First problem is that this only works for simple types (read POD).
Anything with a constructor/destructor needs to have them called.
Second this is not exception safe.
It does not even provide the basic guarantee let a lone the strong guarantee.
You need to do all exception unsafe work before modifying the object. This means the
new must be done before you modify the object (and definitely before the free). Otherwise you could potentially throw leaving the object in an invalid state (that might not seem bad, but what if you catch the exception and continue you now have an object that contains a pointer to released memory).
So even if you use
std::copy() you still have done the wrong thing.
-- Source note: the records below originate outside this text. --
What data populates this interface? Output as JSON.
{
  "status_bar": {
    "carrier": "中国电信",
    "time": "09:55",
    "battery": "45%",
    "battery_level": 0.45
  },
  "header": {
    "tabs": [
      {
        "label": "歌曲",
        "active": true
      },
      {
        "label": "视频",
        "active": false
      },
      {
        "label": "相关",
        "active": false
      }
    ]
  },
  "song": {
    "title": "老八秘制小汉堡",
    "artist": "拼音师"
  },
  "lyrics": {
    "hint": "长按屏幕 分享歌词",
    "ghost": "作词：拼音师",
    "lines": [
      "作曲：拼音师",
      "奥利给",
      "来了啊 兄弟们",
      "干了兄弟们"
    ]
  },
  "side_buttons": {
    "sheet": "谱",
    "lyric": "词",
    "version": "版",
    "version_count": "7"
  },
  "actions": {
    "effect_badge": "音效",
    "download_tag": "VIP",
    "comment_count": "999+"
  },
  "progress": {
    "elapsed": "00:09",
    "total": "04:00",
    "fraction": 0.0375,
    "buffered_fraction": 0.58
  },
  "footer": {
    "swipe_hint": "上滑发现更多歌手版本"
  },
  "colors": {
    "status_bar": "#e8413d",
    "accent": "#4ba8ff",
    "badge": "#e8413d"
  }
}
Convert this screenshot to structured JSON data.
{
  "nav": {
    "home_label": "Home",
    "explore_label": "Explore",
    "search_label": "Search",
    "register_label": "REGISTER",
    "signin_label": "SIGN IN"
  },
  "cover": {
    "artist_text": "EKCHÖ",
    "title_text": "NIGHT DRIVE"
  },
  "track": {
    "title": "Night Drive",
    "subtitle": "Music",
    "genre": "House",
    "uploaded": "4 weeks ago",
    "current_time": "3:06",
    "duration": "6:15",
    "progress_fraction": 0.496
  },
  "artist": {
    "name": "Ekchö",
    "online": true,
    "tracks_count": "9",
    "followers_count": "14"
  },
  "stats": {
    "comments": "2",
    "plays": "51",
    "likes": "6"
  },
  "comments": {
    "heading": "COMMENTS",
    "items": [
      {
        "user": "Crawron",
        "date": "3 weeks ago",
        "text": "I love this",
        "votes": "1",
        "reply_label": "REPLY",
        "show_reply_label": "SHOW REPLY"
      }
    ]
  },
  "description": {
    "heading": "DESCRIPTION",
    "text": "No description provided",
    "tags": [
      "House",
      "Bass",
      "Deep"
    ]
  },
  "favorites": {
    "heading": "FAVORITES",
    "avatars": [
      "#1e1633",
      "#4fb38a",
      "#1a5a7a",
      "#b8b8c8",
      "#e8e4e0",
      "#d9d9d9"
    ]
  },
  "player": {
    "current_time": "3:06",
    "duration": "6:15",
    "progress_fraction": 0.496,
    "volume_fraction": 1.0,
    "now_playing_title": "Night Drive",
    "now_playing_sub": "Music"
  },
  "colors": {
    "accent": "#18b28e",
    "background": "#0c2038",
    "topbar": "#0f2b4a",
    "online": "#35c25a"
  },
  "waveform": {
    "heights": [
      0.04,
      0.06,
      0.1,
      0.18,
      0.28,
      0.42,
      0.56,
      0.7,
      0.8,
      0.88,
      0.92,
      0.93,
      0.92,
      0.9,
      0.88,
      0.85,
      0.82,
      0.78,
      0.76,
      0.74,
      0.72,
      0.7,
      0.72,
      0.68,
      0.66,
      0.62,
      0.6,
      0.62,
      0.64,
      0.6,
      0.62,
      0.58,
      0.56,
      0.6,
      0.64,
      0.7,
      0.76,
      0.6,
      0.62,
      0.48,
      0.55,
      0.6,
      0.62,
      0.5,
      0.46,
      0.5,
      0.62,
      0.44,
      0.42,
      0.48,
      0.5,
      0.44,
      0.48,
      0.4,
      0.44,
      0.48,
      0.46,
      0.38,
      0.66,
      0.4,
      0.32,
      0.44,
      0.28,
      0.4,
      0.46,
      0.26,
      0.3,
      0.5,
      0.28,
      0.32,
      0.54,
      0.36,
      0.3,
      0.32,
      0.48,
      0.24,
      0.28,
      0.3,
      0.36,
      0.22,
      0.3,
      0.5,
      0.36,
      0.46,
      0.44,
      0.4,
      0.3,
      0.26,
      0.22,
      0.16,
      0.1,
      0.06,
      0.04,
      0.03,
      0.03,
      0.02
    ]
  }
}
Personally I think the suggestion of std::copy() is a red herring. It will copy the data correctly but you are still writing your method badly. You need to use a twist on the copy and swap idium.
template <typename T>
void Vector<T> :: assign(T *start, T *end)
Vector<T> tmp(start, end); // construct a temp object that allocates the memory.
swap(tmp); // Swap the current object and the tmp objects data.
// When the tmp object goes out of scope it will delete
// what was the current objects data